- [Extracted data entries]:
┄┄┄┄┄┄┄┄┄┄

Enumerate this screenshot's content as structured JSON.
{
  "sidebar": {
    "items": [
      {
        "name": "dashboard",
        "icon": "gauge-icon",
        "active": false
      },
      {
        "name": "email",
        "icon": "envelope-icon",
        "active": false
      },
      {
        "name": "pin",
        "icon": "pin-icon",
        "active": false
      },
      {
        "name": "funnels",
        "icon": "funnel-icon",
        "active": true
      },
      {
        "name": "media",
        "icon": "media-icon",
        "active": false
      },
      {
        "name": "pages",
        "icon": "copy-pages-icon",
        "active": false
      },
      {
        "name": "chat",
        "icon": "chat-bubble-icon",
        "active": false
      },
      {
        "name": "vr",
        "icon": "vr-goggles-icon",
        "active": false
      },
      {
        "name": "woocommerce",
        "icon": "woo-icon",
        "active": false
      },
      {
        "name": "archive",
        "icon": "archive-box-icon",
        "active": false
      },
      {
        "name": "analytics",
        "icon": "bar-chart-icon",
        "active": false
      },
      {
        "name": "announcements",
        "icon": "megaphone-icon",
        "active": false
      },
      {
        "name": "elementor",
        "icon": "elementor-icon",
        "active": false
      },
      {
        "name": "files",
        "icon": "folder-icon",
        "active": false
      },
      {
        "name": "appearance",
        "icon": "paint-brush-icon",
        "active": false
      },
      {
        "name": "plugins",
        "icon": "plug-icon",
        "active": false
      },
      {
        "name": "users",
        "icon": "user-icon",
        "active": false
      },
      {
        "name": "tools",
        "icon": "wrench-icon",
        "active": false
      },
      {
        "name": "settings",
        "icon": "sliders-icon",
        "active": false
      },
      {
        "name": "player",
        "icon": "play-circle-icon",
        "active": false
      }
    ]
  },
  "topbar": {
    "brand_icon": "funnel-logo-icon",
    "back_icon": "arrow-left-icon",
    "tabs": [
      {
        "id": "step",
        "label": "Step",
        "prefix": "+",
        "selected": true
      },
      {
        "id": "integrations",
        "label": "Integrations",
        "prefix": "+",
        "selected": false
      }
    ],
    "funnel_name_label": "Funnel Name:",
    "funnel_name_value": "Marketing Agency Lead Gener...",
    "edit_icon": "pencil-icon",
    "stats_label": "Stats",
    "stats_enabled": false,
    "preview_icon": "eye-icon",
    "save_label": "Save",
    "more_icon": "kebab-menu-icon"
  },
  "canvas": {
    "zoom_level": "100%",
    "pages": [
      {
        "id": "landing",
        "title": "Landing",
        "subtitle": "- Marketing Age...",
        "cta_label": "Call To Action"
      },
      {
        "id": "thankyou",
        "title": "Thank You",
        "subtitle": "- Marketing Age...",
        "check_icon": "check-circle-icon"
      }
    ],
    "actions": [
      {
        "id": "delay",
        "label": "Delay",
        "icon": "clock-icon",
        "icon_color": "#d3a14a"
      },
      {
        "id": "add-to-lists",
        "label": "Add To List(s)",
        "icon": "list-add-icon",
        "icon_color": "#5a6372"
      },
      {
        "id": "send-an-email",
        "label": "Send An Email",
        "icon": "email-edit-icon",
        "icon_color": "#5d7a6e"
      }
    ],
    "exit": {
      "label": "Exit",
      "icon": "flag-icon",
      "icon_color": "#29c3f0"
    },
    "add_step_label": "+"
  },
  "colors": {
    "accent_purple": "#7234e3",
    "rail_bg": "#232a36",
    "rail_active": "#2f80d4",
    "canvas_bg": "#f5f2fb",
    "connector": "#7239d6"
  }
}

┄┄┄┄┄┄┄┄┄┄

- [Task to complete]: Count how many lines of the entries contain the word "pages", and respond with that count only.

- [Reply]: 3